Taking a call on lumpsum investments for 10 years, one can essentially invest in large cap and equity diversified funds, advises Harsh Roongta, CEO of apnapaisa.com. According to him, balanced funds like HDFC Prudence or a Reliance Regular Saving Balanced Fund would be best if the investor is looking for a 5 year term.
Below is the edited transcript of the interview on CNBC-TV18. Also watch the accompanying video.
Q: Investor can invest Rs 30,000 as lumpsum in mutual funds. He doesn't have health insurance. He has been insured through his company. He earns around Rs 10 lakh per annum. How should he allocate the money?
A: With the kind of income that you have, unless you have a lot of assets, the Rs 60 lakh cover that you have is not sufficient. You probably need to enhance that to about a crore or so and obviously you know the way to do it is through an online term plan clearly.

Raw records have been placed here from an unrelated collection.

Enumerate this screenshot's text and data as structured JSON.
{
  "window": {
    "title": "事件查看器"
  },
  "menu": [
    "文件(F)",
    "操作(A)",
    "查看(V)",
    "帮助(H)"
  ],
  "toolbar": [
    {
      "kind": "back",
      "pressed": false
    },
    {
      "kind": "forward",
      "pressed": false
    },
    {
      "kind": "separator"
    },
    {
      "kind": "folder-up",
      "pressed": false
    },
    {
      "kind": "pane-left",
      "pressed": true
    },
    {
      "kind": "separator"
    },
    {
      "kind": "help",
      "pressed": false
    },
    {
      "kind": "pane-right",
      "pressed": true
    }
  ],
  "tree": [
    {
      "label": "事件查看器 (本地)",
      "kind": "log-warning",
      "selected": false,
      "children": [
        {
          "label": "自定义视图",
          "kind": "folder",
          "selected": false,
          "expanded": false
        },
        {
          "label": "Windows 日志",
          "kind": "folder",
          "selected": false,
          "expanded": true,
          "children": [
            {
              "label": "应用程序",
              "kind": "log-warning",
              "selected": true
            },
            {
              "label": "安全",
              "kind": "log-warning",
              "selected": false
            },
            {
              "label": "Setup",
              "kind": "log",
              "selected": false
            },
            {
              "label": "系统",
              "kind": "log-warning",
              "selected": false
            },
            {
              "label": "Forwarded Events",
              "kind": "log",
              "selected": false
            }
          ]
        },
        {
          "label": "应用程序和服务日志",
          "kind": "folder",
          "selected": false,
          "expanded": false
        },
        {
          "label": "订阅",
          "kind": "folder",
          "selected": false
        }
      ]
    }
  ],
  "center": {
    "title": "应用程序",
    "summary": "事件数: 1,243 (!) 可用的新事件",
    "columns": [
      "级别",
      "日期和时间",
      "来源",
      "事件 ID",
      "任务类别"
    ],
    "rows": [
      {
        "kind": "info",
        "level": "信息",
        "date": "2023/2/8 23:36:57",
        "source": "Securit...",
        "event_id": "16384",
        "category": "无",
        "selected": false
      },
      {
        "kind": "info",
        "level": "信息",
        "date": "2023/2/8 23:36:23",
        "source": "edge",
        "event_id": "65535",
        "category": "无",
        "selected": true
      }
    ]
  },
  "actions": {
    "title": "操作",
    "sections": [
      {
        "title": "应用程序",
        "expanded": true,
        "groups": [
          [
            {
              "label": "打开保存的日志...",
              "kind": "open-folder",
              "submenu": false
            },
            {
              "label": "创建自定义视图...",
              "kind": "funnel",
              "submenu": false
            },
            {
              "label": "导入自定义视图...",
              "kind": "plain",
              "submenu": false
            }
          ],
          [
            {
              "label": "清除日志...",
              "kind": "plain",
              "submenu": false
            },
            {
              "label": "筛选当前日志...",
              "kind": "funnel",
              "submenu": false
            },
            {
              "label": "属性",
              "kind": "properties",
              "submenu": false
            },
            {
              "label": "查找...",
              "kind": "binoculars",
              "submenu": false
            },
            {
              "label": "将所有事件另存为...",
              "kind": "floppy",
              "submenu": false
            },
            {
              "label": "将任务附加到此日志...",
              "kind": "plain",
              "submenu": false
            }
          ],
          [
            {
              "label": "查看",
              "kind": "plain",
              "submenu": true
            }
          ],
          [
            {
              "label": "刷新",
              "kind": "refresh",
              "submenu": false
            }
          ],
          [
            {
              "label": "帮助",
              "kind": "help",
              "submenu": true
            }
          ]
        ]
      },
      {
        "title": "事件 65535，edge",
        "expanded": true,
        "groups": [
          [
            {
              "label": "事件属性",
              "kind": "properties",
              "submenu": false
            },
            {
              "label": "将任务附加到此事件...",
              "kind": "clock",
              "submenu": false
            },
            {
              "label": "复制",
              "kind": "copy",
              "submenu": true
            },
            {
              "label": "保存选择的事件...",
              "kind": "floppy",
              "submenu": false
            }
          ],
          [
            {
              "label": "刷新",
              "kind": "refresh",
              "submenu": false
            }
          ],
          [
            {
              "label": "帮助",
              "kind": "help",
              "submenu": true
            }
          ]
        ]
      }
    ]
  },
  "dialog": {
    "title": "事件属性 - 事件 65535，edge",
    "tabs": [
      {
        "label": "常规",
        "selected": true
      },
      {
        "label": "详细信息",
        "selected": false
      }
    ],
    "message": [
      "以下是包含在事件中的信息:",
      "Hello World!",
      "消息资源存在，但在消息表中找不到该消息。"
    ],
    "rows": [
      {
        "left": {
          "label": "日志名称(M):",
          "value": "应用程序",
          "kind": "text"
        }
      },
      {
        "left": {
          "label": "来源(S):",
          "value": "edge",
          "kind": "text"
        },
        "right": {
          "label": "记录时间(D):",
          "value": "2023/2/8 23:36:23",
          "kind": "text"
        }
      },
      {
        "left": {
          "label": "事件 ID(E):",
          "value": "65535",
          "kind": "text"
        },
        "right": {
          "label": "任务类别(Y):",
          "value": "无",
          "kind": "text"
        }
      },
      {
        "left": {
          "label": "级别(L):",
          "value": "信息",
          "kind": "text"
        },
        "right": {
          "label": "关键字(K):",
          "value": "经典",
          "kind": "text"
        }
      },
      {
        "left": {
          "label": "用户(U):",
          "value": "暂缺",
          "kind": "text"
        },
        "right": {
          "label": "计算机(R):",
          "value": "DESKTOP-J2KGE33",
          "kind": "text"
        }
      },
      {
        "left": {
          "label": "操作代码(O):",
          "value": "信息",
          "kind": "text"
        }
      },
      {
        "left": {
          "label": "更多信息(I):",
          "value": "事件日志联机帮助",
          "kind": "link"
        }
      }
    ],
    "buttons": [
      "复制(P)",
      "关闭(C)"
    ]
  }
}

As far as this Rs 30,000 lumpsum is concerned, you have a long-term view. If you have a 10 year view, then it’s probably a little different. But if you have a 5 year view, since the amount is not very large, I would recommend a lumpsum investment in a balanced fund.
You could choose between HDFC Prudence or a Reliance Regular Saving Balanced Fund. Essentially, for a 5 year horizon, that's what I would recommend, given the amount that you are planning to invest.
Q: If it's a 10 year frame?
A: If it's a 10 year frame, you can afford to go a little more aggressive. You can look at large cap and equity diversified funds rather than go for the relative safety of a balanced fund.
Q: An investor wants to invest Rs 2,000 per month in equity exposure. He wants to invest for 10-15 years for his children's education. How should he allocate the money?
A: If your time horizon is large, if it is 10-15 years, you should definitely look at a reasonably aggressive portfolio where you can put in about 90% in large cap and diversified equity funds. We had indicated the fund names in response to the first question. You can look at Franklin Bluechip. You can look at HDFC Top 200, DSP Blackrock Top 100.
I would advocate, if you don't have any debt exposure, out of this amount you put aside about Rs 200-300 every month in a PPF, about 90% in a equity mutual fund, about 10% in a high-yielding debt instrument like a PPF. That I would say would be a good mix.
You should review your insurance because employer provided insurance may not remain with you if you leave your job. Secondly, employers continuously review the cover because it's becoming more expensive. That's something I would advise you to review. Consult a good personal finance adviser and review your entire plan with him. That really would be the advice.